What Matters Most: Key Practices Guide (National Center for Educational Outcomes) Key Practice 1: Use Data Well Key Practice 2: Focus Your Goals Key Practice 3: Select and Implement Shared Instructional Practices Key Practice 4: Implement Deeply Key Practice 5: Monitor and Provide Feedback and Support Key Practice 6: Inquire and Learn
Desired outcome from the Missouri Collaborative Work: Improved outcomes for all students Teachers and administrators will implement collaborative data teams to assist one another to: implement effective teaching/learning practices develop and administer common formative assessments that measure the effectiveness of instruction and student mastery of learning objectives, and; use data-based decision-making to guide team decisions about classroom learning and instruction.
How can you get started?
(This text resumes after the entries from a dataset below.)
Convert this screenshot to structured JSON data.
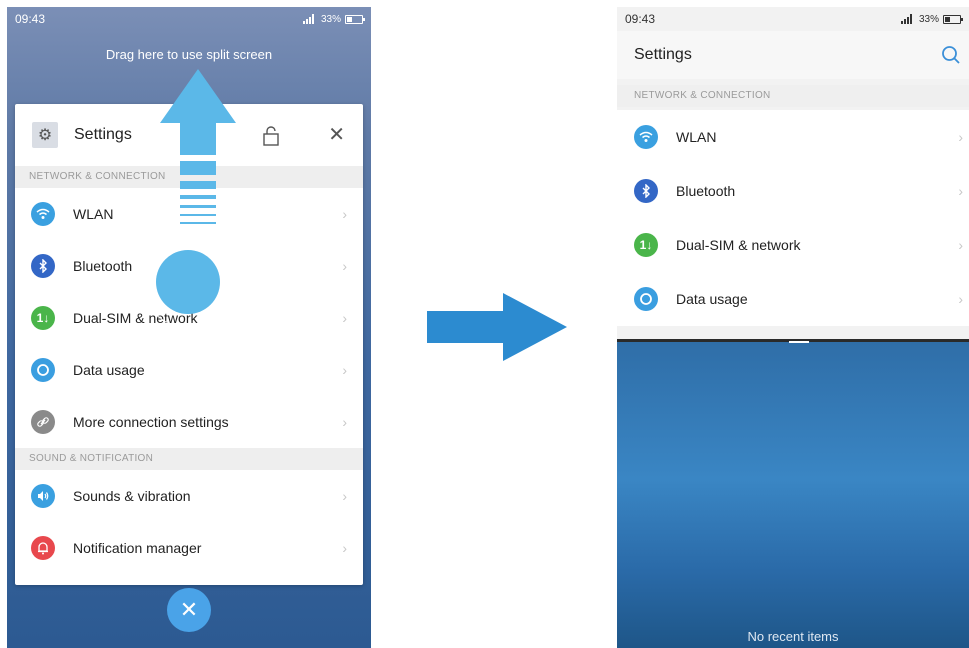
{
  "left_phone": {
    "status": {
      "time": "09:43",
      "battery": "33%"
    },
    "drag_hint": "Drag here to use split screen",
    "card": {
      "title": "Settings",
      "sections": [
        {
          "header": "NETWORK & CONNECTION",
          "items": [
            {
              "label": "WLAN",
              "icon": "wifi-icon",
              "color": "#3aa0e0"
            },
            {
              "label": "Bluetooth",
              "icon": "bluetooth-icon",
              "color": "#3367c6"
            },
            {
              "label": "Dual-SIM & network",
              "icon": "sim-icon",
              "color": "#4ab54a"
            },
            {
              "label": "Data usage",
              "icon": "data-usage-icon",
              "color": "#3a9ee0"
            },
            {
              "label": "More connection settings",
              "icon": "link-icon",
              "color": "#8a8a8a"
            }
          ]
        },
        {
          "header": "SOUND & NOTIFICATION",
          "items": [
            {
              "label": "Sounds & vibration",
              "icon": "speaker-icon",
              "color": "#3aa0e0"
            },
            {
              "label": "Notification manager",
              "icon": "bell-icon",
              "color": "#e8484d"
            }
          ]
        }
      ]
    }
  },
  "right_phone": {
    "status": {
      "time": "09:43",
      "battery": "33%"
    },
    "title": "Settings",
    "section_header": "NETWORK & CONNECTION",
    "items": [
      {
        "label": "WLAN",
        "icon": "wifi-icon",
        "color": "#3aa0e0"
      },
      {
        "label": "Bluetooth",
        "icon": "bluetooth-icon",
        "color": "#3367c6"
      },
      {
        "label": "Dual-SIM & network",
        "icon": "sim-icon",
        "color": "#4ab54a"
      },
      {
        "label": "Data usage",
        "icon": "data-usage-icon",
        "color": "#3a9ee0"
      }
    ],
    "recent_empty": "No recent items"
  },
  "colors": {
    "arrow": "#2c8bd0",
    "drag_arrow": "#5bb8e8",
    "fab": "#4aa3e8"
  }
}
Participation in CW is currently limited to existing districts and buildings, HOWEVER… RPDCs are all trained in the foundation pieces of the work— Collaborative Data Teams Data-based Decision-making Common Formative Assessments Your local RPDC can begin working with your district/building on these foundation pieces (this is the place to start anyway), THEN In next few months the effective teaching/learning packages will be available in DIY form &/or facilitated by your RPDC
Can We Get It Done? I always thought that record would stand until it was broken—Yogi Berra
For more information… See “Where’s the Evidence” slide above See “Where’s the Evidence” slide above http://moedu- sail.org/ http://moedu- sail.org/ http://visible- learning.org/ http://visible- learning.org/ http://movingyourn umbers.org/what- matters-most http://movingyourn umbers.org/what- matters-most 44
Hattie—Visible Learning INFLUENCE IMPACT Ability grouping/tracking/streaming HighMedium Low Acceleration (for example, skipping a year)High MediumLow Comprehension programsHigh MediumLow Concept mappingHigh MediumLow Cooperative vs individualistic learning High Medium Low Direct instruction High Medium Low FeedbackHigh MediumLow Gender (male compared with female achievement) HighMedium Low Home environment High Medium Low
Hattie—continued INFLUENCE IMPACT Individualizing instruction HighMedium Low Influence of peers High Medium Low Matching teaching with student learning styles HighMedium Low Meta-cognitive strategy programsHigh MediumLow Phonics instruction High Medium Low Professional development on student achievement High Medium Low Providing formative evaluation to teachersHigh MediumLow Providing worked examples High Medium Low Reciprocal teachingHigh MediumLow Reducing class size HighMedium Low
Hattie--continued INFLUENCE IMPACT Retention (holding back a year) HighMedium Low Student control over learning HighMedium Low Student expectationsHigh MediumLow Teacher credibility in eyes of the studentsHigh MediumLow Teacher expectations High Medium Low Teacher subject matter knowledge HighMedium Low Teacher-student relationshipsHigh MediumLow Using simulations and gaming High Medium Low Vocabulary programsHigh MediumLow Whole language programs HighMedium Low Within-class grouping HighMedium Low